        "I can't afford to buy any more rubber bands," he said.  "It would be great if a company sponsored me.  Then, I could publicize them by wearing their logo on appearances."
        Bartlett, who has spent more then $300 on the project, started making his rubber band ball on Jan. 7, 2000, using leftover rubber bands from his paper route.  He attaches rubber bands end to end and wraps them around the ball to make it grow like a snowball.
        "It's something I do while I watch television," he said.  "For a long time I worked on it four hours a night."
        Bartlett's dad, david, said he was initially skeptical of the project but has come around.
        "It keeps him out of trouble," he said.  "There are teenagers out there drinking and doing drugs; at least he's doing something.  I thought he would get bored with doing it, but he has surprised me by sticking with it this long."
        Scott's archrival is Eric Kraff of Tampa, Fla.
        "His band ball is 375 pounds, and he has already appeared on Letterman," he said.  "That's why I want to get mine up to 1,000."
        When Bartlett gets tired of stringing rubber bands together, he works on his other pet project: making the world's largest ball of masking tape.
        He said his 98-pound beachball-size mass of tape makes him the unofficial holder of the Guinness record in that category.  It's unofficial because he has not yet applied to Guinness, but he was told that his is the largest ball of masking tape in contention for the record because it's the only one.

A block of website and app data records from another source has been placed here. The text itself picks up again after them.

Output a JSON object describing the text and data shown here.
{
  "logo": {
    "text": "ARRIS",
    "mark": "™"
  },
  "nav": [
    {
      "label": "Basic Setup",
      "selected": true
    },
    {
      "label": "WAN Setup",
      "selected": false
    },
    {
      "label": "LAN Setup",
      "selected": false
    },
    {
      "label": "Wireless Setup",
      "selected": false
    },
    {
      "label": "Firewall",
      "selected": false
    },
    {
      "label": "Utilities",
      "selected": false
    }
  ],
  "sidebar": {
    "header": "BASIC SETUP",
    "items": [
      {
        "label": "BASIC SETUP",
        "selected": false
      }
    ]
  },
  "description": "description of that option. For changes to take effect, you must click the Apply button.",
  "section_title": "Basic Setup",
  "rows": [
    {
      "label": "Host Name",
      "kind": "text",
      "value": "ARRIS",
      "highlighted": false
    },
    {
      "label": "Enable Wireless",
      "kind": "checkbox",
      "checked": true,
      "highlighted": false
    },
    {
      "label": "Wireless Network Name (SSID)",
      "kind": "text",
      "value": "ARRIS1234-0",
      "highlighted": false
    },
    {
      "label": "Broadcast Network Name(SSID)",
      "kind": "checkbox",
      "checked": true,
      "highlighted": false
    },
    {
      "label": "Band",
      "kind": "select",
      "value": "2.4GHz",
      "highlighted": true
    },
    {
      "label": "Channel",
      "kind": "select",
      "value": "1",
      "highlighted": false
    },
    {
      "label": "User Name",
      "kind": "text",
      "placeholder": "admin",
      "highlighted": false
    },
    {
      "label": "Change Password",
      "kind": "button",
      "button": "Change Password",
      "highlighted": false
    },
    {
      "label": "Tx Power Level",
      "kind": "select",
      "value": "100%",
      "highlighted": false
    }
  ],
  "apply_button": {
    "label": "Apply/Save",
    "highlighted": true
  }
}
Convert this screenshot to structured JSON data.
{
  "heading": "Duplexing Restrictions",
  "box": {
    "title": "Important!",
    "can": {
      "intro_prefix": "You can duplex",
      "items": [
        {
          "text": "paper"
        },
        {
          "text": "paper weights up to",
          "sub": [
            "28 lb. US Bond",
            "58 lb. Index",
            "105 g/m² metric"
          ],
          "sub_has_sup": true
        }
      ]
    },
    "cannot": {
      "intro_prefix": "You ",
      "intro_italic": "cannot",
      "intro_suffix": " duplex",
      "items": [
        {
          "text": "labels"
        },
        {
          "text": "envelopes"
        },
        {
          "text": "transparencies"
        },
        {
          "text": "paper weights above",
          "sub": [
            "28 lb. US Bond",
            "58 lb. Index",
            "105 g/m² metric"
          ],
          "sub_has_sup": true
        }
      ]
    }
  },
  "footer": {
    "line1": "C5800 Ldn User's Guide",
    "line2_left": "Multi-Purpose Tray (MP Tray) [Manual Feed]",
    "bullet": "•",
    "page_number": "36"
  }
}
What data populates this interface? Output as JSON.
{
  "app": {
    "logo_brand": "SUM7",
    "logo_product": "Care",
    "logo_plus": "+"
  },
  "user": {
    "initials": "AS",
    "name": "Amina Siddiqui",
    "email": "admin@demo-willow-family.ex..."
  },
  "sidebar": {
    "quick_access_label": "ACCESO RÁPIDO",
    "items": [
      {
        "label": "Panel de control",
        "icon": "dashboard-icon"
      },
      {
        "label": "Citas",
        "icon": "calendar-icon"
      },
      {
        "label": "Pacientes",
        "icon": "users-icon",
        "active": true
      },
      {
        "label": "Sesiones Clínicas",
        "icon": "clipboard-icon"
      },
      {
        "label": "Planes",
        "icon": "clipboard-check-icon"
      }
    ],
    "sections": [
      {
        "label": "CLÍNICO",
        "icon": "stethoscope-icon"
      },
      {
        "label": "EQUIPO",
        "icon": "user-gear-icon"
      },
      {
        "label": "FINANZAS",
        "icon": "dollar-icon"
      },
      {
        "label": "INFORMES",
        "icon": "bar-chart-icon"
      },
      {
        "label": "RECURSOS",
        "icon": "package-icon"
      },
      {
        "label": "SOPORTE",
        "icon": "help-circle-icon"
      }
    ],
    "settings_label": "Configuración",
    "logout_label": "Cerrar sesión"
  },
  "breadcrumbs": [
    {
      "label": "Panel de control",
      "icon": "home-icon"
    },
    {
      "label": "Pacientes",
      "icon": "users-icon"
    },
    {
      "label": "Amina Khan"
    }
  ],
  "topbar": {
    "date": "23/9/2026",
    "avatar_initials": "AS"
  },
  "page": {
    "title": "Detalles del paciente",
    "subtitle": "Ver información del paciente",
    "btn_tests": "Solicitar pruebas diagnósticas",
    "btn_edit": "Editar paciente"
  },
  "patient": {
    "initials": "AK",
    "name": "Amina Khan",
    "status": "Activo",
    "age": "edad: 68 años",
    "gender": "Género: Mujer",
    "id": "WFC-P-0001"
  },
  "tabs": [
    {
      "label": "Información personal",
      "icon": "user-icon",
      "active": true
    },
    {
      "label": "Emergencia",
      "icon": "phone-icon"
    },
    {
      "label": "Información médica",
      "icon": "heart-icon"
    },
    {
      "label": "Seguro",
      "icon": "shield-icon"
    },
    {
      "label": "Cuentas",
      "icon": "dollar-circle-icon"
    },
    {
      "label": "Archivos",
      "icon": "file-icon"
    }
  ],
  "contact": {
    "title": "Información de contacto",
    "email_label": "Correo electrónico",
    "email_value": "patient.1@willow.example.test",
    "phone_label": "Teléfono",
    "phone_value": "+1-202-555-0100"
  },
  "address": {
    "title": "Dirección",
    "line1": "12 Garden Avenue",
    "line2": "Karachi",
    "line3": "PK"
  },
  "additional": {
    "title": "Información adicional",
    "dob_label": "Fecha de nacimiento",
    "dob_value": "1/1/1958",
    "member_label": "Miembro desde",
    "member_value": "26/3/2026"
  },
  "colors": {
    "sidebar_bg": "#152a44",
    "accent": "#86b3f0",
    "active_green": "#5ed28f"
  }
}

        At least, until the word gets out and some bored high school student takes up the challenge.